Here! hold him out there by the yard wing,
And don’t let him know by a sign:
Turn his head to you — ever so little!
I can’t bear his eyes to meet mine.
Then — stand still, old boy! for a moment …
These tears, how they blind as they fall!
Now, God help my hand to be steady…
Good-bye! — to the pearl of them all!

poetry month

Poetry Month Day 3: Ted Hughes, "The Horses"

I run hot and cold on Ted Hughes; he was Sylvia Plath’s husband, and I generally find him a bit opaque and modern. But he wrote quite a bit about horses. This one is probably my favorite.

“The Horses”
Ted Hughes

I climbed through woods in the hour-before-dawn dark.
Evil air, a frost-making stillness,

Not a leaf, not a bird –
A world cast in frost. I came out above the wood

Where my breath left tortuous statues in the iron light.
But the valleys were draining the darkness

Till the moorline – blackening dregs of the brightening grey –
Halved the sky ahead. And I saw the horses:

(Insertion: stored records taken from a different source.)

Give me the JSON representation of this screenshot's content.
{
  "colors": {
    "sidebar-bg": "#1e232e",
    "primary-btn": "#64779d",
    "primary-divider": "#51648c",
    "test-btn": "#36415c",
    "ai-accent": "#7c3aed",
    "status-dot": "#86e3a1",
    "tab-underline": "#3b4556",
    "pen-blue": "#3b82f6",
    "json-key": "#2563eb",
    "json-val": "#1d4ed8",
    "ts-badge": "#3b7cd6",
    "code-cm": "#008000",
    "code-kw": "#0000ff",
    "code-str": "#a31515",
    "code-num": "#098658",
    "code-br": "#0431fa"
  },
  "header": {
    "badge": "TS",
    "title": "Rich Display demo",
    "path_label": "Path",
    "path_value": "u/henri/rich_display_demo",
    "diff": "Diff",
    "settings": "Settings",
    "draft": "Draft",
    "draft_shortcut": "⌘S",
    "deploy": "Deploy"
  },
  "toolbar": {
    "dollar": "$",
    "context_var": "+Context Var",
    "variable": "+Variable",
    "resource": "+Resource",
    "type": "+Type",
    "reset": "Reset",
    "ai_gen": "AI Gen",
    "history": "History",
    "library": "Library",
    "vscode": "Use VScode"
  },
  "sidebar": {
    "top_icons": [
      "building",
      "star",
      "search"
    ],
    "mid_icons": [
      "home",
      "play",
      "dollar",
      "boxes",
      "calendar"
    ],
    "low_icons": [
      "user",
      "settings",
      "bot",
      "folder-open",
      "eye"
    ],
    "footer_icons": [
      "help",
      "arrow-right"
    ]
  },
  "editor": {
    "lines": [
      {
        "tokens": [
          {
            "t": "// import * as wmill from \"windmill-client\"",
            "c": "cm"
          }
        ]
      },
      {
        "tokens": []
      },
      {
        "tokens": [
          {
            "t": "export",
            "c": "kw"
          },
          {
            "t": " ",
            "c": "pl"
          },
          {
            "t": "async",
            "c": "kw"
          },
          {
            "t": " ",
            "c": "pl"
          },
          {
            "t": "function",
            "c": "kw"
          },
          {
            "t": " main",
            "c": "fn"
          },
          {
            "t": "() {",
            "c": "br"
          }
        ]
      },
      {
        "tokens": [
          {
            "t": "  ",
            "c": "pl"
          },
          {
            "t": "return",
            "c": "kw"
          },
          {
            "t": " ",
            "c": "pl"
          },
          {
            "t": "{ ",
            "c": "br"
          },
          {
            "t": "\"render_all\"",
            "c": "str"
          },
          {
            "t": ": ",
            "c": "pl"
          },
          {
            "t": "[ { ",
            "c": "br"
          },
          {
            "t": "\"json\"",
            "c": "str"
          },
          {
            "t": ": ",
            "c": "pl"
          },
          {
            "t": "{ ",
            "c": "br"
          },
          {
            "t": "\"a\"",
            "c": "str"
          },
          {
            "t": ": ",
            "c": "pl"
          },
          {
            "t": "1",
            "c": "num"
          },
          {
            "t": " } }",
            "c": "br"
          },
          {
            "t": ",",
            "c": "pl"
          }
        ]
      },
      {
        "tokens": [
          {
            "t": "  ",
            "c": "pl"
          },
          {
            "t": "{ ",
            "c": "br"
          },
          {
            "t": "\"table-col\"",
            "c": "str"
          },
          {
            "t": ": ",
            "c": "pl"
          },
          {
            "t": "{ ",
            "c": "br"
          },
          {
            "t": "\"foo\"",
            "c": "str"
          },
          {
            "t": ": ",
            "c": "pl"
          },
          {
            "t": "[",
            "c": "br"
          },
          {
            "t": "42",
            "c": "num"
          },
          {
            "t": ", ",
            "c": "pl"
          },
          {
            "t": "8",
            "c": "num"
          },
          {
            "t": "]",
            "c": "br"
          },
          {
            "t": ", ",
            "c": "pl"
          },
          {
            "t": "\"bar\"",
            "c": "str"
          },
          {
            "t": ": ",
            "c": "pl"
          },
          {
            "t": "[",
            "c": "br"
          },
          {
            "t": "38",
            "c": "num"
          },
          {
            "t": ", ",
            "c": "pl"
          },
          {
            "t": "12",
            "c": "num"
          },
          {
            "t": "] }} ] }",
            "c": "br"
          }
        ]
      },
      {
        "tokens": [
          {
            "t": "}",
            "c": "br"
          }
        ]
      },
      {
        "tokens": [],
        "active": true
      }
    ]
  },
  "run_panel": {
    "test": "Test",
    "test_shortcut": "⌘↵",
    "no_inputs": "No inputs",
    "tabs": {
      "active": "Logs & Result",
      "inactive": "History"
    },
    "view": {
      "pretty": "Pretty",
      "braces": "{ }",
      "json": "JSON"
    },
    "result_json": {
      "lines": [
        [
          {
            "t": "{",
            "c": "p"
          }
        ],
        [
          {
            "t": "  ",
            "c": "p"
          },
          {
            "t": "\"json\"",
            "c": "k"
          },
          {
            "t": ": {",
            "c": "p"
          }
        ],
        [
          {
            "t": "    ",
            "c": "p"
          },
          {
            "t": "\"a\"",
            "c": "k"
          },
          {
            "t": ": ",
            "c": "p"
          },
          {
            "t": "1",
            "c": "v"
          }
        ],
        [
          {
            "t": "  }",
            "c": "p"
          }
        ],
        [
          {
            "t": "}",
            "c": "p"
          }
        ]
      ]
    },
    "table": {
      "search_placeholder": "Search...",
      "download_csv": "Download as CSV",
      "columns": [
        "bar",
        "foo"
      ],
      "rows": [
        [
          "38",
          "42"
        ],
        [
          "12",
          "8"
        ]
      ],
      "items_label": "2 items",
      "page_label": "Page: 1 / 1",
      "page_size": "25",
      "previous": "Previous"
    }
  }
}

Huge in the dense grey – ten together –
Megalith-still. They breathed, making no move,

with draped manes and tilted hind-hooves,
Making no sound.

I passed: not one snorted or jerked its head.
Grey silent fragments

Of a grey silent world.

I listened in emptiness on the moor-ridge.
The curlew’s tear turned its edge on the silence.

Slowly detail leafed from the darkness. Then the sun
Orange, red, red erupted

Silently, and splitting to its core tore and flung cloud,
Shook the gulf open, showed blue,

And the big planets hanging –
I turned

Stumbling in the fever of a dream, down towards
The dark woods, from the kindling tops,

And came to the horses.
There, still they stood,
But now steaming and glistening under the flow of light,

Their draped stone manes, their tilted hind-hooves
Stirring under a thaw while all around them

The frost showed its fires. But still they made no sound.
Not one snorted or stamped,

Their hung heads patient as the horizons,
High over valleys in the red levelling rays –

In din of crowded streets, going among the years, the faces,
May I still meet my memory in so lonely a place

Between the streams and the red clouds, hearing the curlews,
Hearing the horizons endure.